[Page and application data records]
______
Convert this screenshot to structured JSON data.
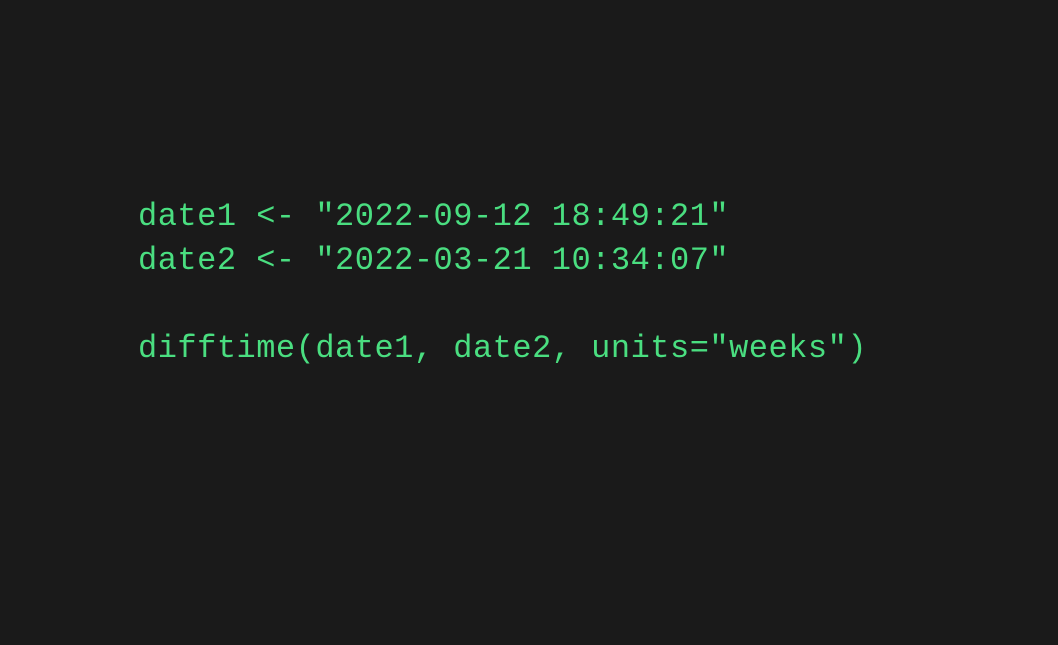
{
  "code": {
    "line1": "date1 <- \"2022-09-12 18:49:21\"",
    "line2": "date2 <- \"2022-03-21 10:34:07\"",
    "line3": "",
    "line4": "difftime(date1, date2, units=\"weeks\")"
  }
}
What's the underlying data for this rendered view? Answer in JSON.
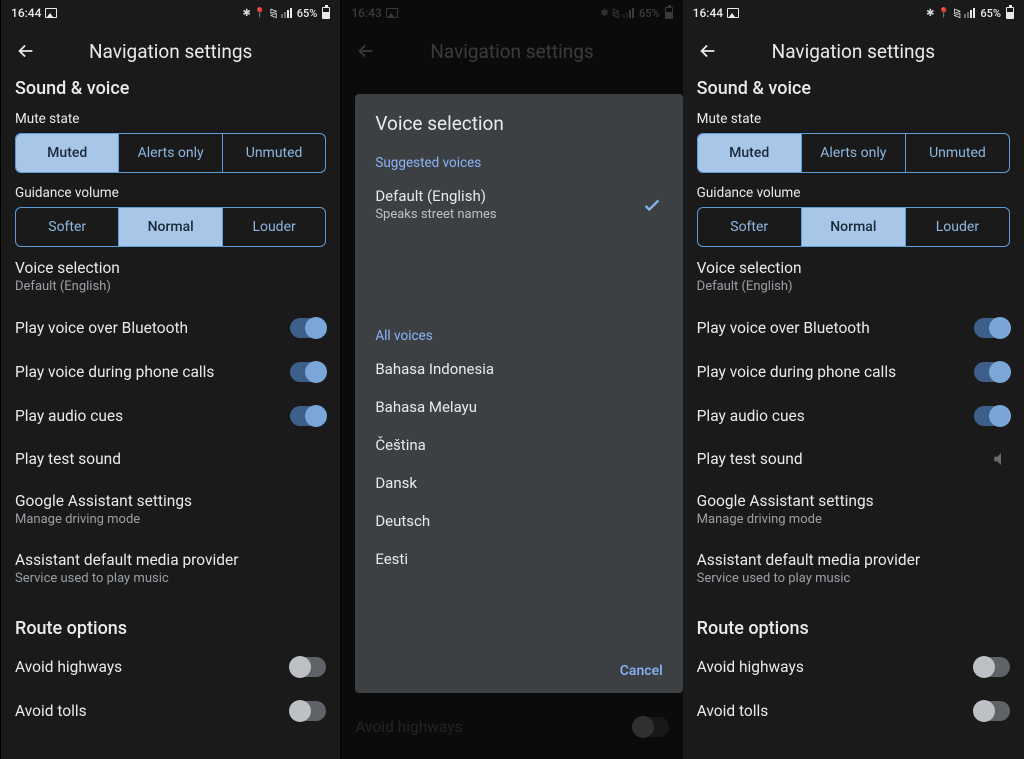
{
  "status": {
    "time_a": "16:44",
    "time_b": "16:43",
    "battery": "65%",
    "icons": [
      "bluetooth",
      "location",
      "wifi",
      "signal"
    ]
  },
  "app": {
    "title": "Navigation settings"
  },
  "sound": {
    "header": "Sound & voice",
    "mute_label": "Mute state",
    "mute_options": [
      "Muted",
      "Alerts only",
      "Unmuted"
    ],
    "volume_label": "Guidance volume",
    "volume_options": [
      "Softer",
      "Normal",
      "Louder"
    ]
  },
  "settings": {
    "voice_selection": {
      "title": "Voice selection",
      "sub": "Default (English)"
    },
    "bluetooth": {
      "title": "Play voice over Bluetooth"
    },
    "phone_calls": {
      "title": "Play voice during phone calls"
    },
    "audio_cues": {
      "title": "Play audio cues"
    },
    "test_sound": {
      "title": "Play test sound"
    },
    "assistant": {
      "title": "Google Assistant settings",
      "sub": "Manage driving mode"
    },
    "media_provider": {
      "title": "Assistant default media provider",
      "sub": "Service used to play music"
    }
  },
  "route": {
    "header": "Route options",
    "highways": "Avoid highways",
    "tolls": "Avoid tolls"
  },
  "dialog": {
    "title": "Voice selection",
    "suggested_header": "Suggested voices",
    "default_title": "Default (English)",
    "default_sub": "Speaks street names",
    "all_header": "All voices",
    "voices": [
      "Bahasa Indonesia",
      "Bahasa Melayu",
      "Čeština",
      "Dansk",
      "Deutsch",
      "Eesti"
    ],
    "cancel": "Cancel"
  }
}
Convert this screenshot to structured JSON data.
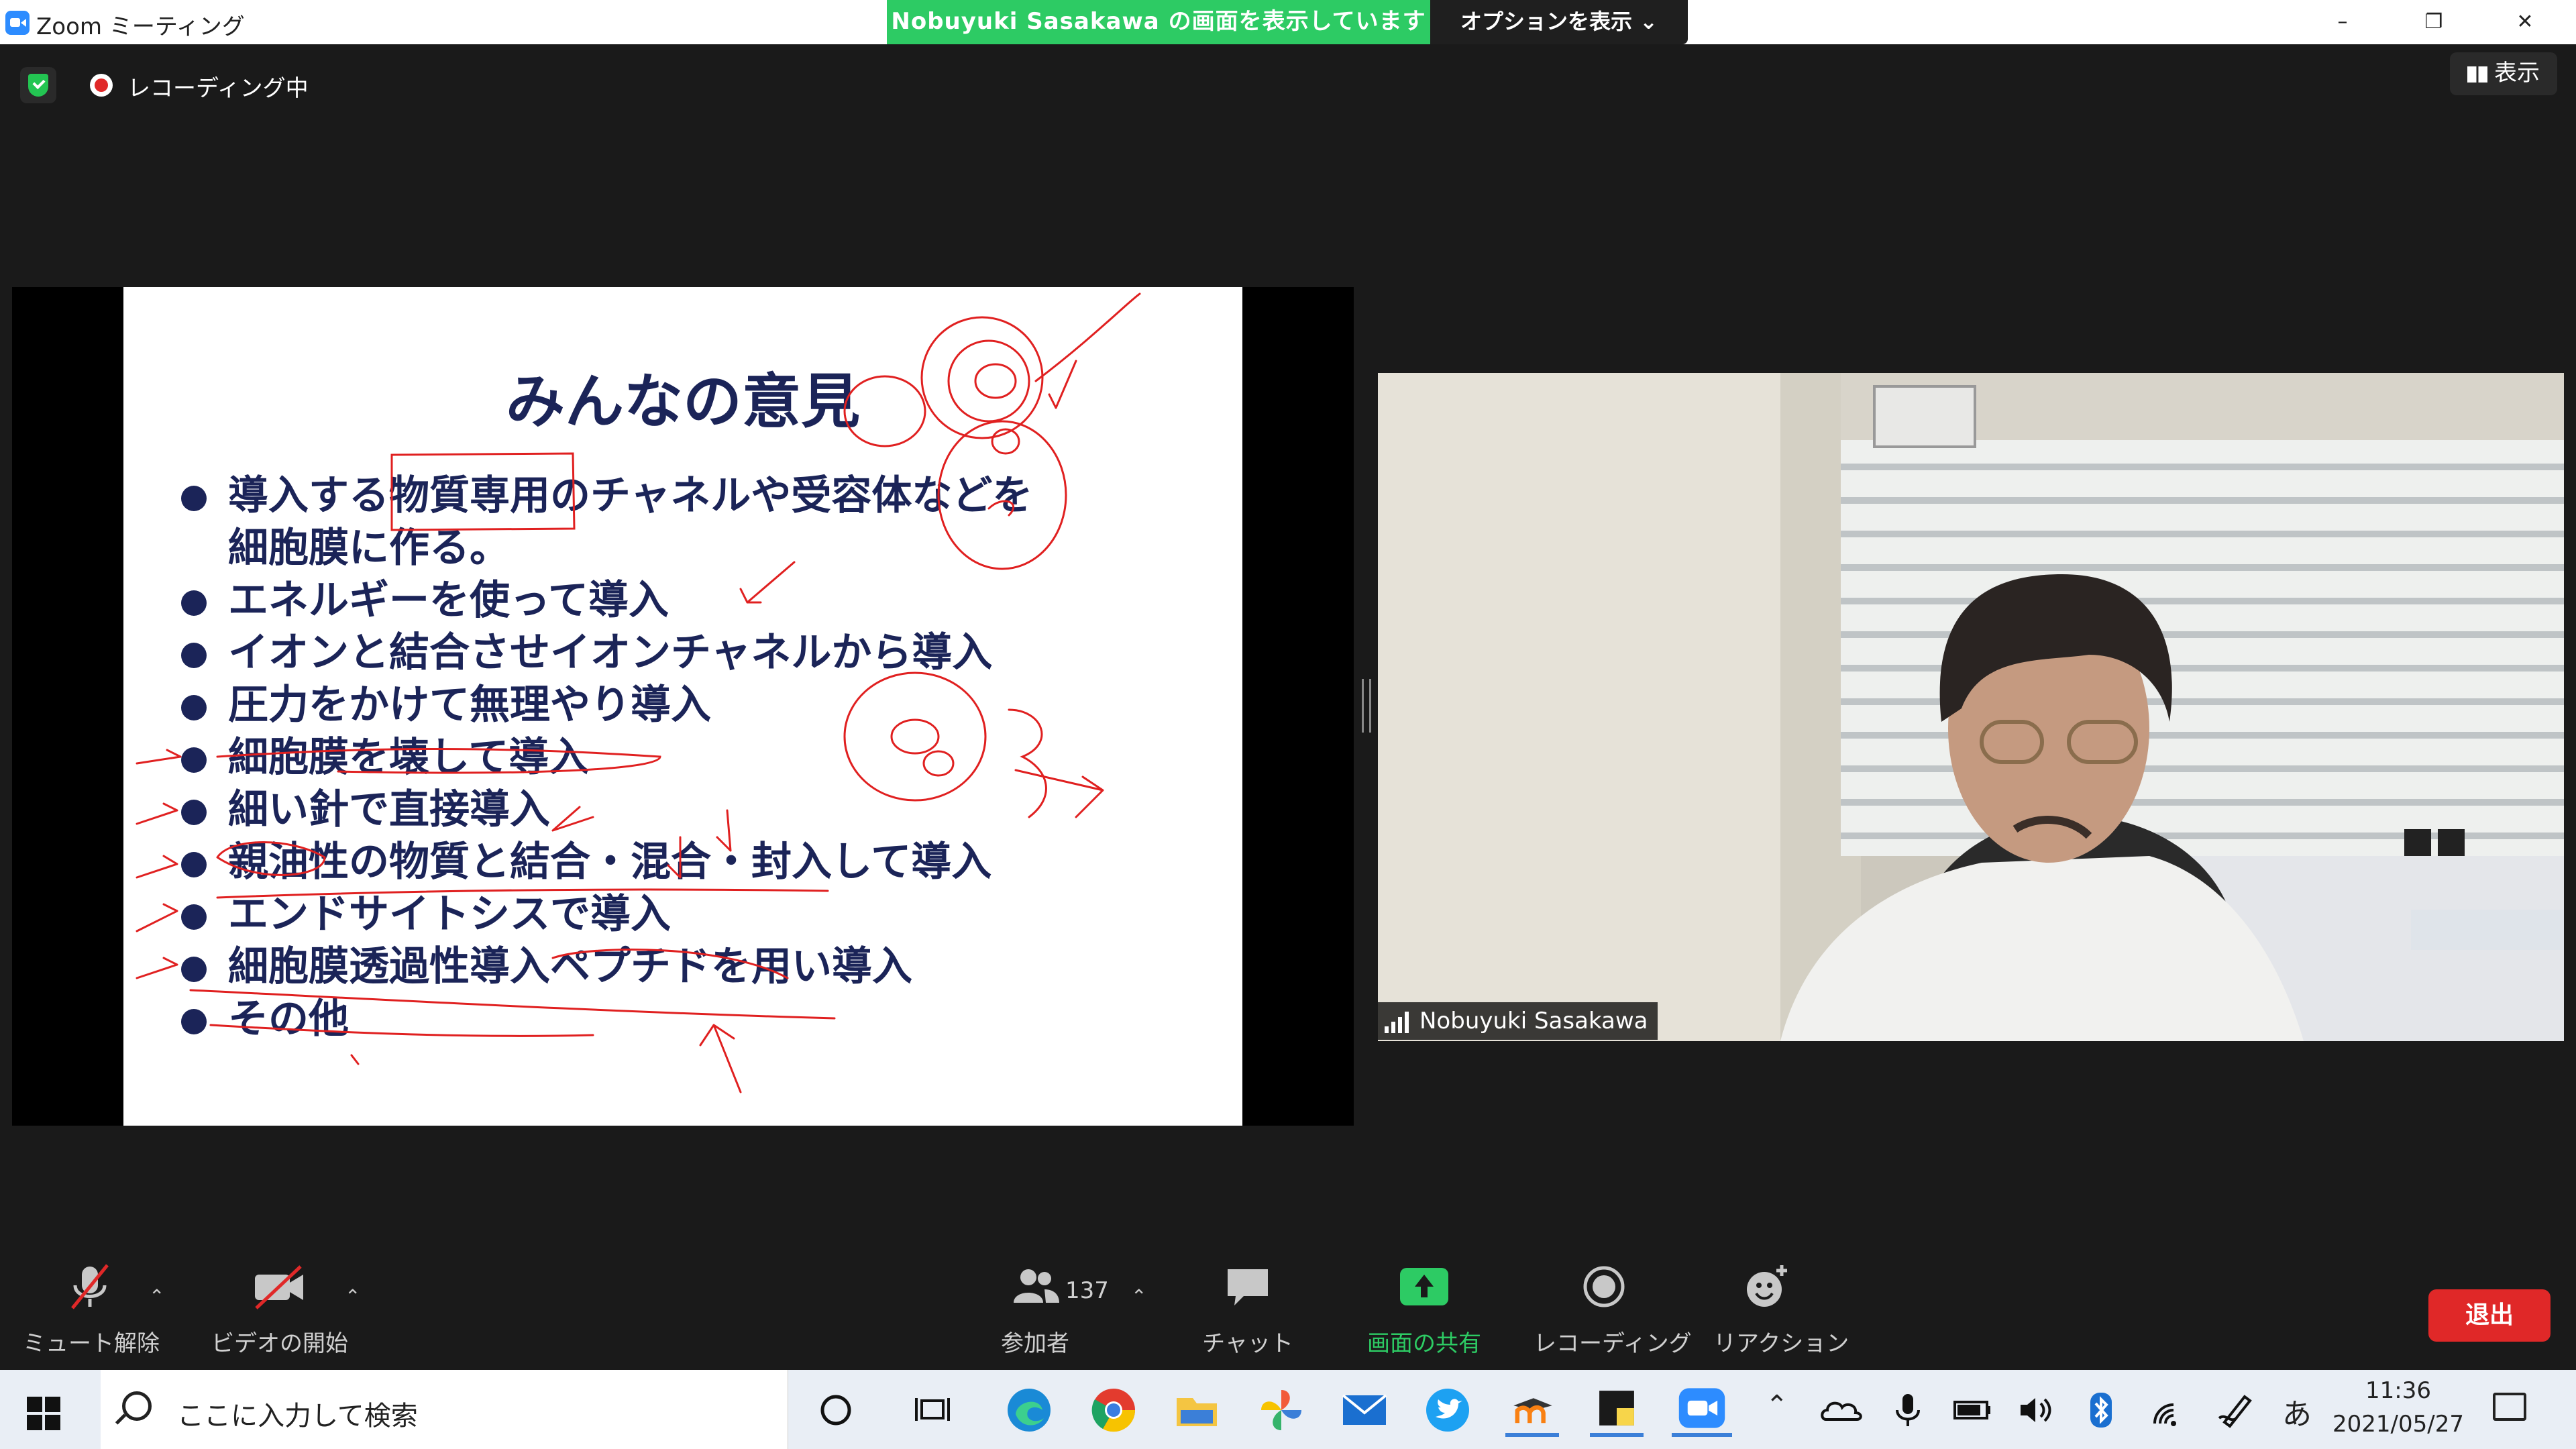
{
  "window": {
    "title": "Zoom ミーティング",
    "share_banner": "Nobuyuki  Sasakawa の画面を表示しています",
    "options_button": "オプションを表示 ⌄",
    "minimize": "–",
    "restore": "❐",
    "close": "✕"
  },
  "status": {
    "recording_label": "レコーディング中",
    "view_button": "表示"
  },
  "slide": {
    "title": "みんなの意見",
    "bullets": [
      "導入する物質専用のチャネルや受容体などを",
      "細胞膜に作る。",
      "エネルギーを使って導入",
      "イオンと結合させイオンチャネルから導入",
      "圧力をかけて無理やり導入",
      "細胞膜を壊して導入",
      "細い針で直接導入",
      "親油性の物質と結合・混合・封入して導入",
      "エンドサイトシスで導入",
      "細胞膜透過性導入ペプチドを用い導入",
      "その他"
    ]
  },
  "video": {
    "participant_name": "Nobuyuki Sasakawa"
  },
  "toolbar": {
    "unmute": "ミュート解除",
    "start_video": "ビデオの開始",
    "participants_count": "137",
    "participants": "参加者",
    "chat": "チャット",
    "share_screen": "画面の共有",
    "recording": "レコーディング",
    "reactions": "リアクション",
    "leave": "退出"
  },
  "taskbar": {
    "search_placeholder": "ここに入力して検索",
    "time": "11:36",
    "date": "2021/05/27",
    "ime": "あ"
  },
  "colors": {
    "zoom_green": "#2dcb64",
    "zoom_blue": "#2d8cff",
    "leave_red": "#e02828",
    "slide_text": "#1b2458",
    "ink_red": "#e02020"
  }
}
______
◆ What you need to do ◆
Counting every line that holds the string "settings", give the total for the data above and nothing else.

◆ Solution for this exercise ◆
3